California Insurance Commissioner John Garamendi has released a new report, “Lower Claims, Higher Profits: Where Do Your Premium Dollars Go?” on the profitability of homeowners and private passenger automobile insurance companies. According to the Commissioner’s office, “the study discloses that for the past two years, insurance companies have enjoyed a scenario in which the amount they pay for claims has dwindled, while the money they keep has soared.”
The study says that beginning in 2004, loss ratios dropped precipitously in the homeowners’ insurance market in California. Most of the loss ratios for the top 20 carriers in California were well below 50 percent, it says.
A loss ratio measures the relationship between the dollars paid out in claims and other loss expenses to the premium dollars received from policyholders.
In the private passenger auto market between 2002 and 2003, loss ratios declined for 18 of the top 20 carriers in the state. Between 2004 and 2005, half of the top 20 carriers saw declining loss ratios in their automobile liability coverage. The large majority of companies had loss ratios in the 50 percent to 60 percent range, yet in 2004 and 2005, rates had not been reduced by most carriers, the study indicates.
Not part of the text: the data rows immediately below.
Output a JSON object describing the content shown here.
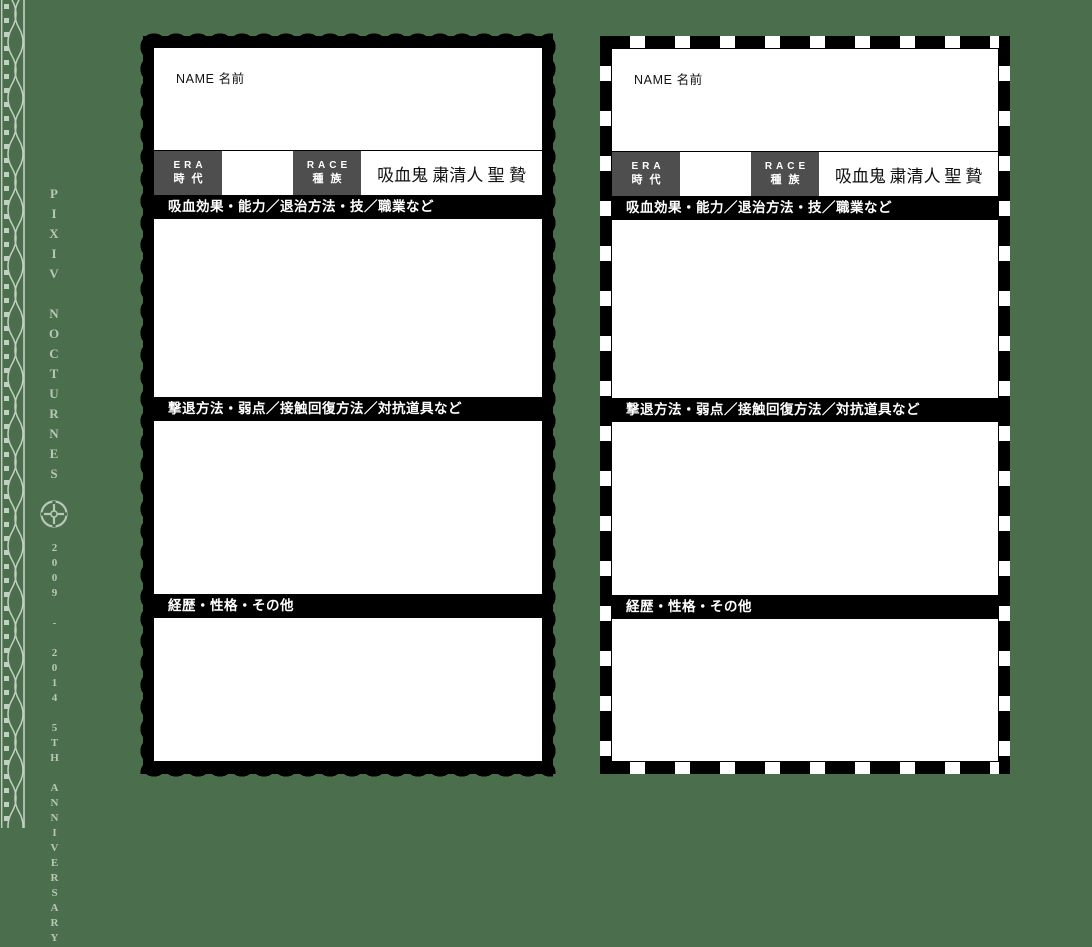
{
  "page": {
    "background_color": "#4b6e4c",
    "title": "Vampire Character Sheet Template"
  },
  "brand_strip": {
    "ornament_name": "decorative-border-ornament",
    "logo_name": "circular-crosshair-logo",
    "name_text": "PIXIV NOCTURNES",
    "anniversary_text": "2009 - 2014  5TH ANNIVERSARY",
    "text_color": "#b9c6b9"
  },
  "card": {
    "name_label": "NAME 名前",
    "era": {
      "en": "ERA",
      "jp": "時代",
      "value": ""
    },
    "race": {
      "en": "RACE",
      "jp": "種族",
      "options": [
        "吸血鬼",
        "粛清人",
        "聖",
        "贄"
      ]
    },
    "sections": [
      {
        "header": "吸血効果・能力／退治方法・技／職業など",
        "value": ""
      },
      {
        "header": "撃退方法・弱点／接触回復方法／対抗道具など",
        "value": ""
      },
      {
        "header": "経歴・性格・その他",
        "value": ""
      }
    ]
  },
  "cards": [
    {
      "id": "left",
      "edge_style": "wavy-deckled"
    },
    {
      "id": "right",
      "edge_style": "dashed-checker"
    }
  ]
}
“Low loss ratios can be the result of better underwriting, better risk selection or better luck, as well as excessive premiums,” the study says. “But certain trends in data support the inference that a decreased loss ratio can be the result of too high a premium level. For instance, an insurance company might have a lower loss ratio when it fails to reduce its rates despite decreased losses. This is especially true if it had previously raised its rates when losses increased.”
The Commissioner has scheduled a hearing for July 20, at which he will examine the issue.
“For the past two years homeowners and automobile insurance companies in this state have profited immensely at the expense of consumers. A new study from my office shows that the more money these companies keep from your premiums, the less they pay out in claims. In my view, Californians are due for a break. If my understanding of these results is confirmed by my full review and hearing, I am confident that I will be ordering a significant number of insurers to reduce their rates,” Garamendi said in a statement.
“As we embark upon this task, bear in mind that the insurance industry bitterly opposes my latest effort to rein in pricing and bring affordable, fair insurance to all,” he continued. “My new pricing reforms would require insurers to base auto insurance rates primarily upon how safely you drive, and not just where you live. The rules would reward good drivers and end the industry’s practice of punishing safe drivers with high premiums simply because they live in the ‘wrong’ ZIP code. The industry recently unleashed a $2.4 million advertising campaign attacking me and these reforms. The shady methods they employed in a failed attempt to intimidate me into delaying the reforms demonstrate the lengths to which they will go to protect this extraordinarily profitable market they currently enjoy.
“I am interested in seeing a healthy and prosperous insurance industry in California,” he added. “But at the same time, the law requires that insurance company profits not be excessive. California voters have entrusted me with the responsibility of assuring that the premiums California home-owners pay are used to pay claims and provide a reasonable profit.
“In my view, some of the low loss ratios we are witnessing are an indication that profits and rates are excessive, and that consumers should be paying lower premiums,” he said.
Garamendi said his July hearings will help to determine whether the rates consumers are paying are excessive, and whether he should order insurers to lower their rates.
Referring to the private passenger auto market, Garamendi said, “While the case for excess profits is not as clear in the private passenger automobile insurance market, we must continue to be vigilant to ensure that these companies do not overcharge customers as their financial position continues to improve. We will review rates for the private passenger automobile market as we implement changes to our auto rating factors reforms. As I mentioned earlier, these changes to current practice are designed to ensure that premiums for auto insurance are based more upon how safely a person drives, than where the person lives. I believe that these companies are financially strong enough, and the rates they have been charging are high enough, that no consumer should have to bear an undue burden as we transition to the new rating methodologies.”
For the study, CDI reviewed the loss ratios of the top 20 insurance companies that sell homeowner and private passenger automobile insurance in the state. The premium volume for the group represented approximately 83 percent of the homeowner insurance sold in the state, and approximately 80 percent of the private passenger automobile sold in California.